According to this document, J.A. Davis was captured on December 28, 1864 at Egypt Station, Mississippi. (Not too far from Vicksburg.) I’ve tried to find out more information about this skirmish without much luck.
He was sent to a prison in Alton, Illinois, and arrived there on January 17, 1865. Luckily the war was almost over, or he probably would have died from starvation or disease in the horrific Yankee prison system.
He was sent to Point Lookout, Maryland for a prisoner exchange on February 18, 1865.
I have yet to find when he was received at the prison at Point Lookout. I’m still searching for that information.

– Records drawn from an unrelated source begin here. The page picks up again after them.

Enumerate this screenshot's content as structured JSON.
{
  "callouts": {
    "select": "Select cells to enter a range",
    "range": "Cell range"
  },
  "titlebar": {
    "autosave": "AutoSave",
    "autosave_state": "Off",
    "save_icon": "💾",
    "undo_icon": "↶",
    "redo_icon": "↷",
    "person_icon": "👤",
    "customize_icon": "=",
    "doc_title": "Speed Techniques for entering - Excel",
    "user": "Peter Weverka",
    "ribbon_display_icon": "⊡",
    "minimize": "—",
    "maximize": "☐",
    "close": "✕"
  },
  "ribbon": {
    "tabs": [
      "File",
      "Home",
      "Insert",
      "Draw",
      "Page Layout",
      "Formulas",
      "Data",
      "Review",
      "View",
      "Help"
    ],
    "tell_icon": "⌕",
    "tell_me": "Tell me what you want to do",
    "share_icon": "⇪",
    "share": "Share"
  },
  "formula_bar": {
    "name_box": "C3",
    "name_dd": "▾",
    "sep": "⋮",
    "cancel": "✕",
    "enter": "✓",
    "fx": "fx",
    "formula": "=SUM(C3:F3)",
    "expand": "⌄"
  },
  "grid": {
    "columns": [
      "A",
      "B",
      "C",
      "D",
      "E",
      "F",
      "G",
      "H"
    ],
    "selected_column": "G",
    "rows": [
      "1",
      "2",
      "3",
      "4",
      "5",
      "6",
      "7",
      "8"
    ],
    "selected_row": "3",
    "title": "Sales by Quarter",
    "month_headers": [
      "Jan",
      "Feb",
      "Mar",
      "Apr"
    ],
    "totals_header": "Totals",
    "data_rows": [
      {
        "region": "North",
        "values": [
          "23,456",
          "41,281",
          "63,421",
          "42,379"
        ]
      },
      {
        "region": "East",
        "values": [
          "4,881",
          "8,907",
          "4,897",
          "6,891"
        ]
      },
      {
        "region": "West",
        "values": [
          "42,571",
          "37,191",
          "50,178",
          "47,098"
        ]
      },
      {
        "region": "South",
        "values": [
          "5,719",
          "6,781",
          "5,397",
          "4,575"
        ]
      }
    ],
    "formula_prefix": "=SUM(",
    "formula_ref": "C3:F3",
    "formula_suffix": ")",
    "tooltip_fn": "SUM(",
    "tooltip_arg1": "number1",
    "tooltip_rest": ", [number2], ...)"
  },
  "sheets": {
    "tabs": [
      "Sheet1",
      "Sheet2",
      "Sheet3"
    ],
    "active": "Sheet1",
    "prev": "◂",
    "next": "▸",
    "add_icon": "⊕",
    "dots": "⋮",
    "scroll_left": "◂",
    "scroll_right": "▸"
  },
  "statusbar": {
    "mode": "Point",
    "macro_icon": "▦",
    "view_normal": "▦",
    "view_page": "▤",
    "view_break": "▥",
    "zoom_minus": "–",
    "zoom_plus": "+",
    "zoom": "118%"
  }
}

Apparently after his release (or after the war was over), he returned to Georgia, where in 1867, he married Sarah Greene O’Bryan.
Sarah would give birth to sixteen of Jack’s children, including three sets of twins. Only 12 survived to adulthood.
They moved from Georgia to Arkansas where Jack (now a preacher) helped start the Oauchita Baptist College at Arkadelphia. The family then moved to Indian Territory where he was a missionary to the Choctaw Indians.
In 1890, they moved to western Oklahoma near the town of Piedmont. Sarah died there in 1901.
Jack lived until 1938. My grandmother, born in 1929, remembers him.
The photo to the left is four generations of the Davis Family. L to R: My grandmother, LaWana, her father, Clarence Jackson, his father, Robert Wallace, and his father, Andrew Nathaniel Jackson Davis. I believe this is the only photograph I have that contains both A.N.J. & my grandmother.
I just wish someone would have asked him more about the war.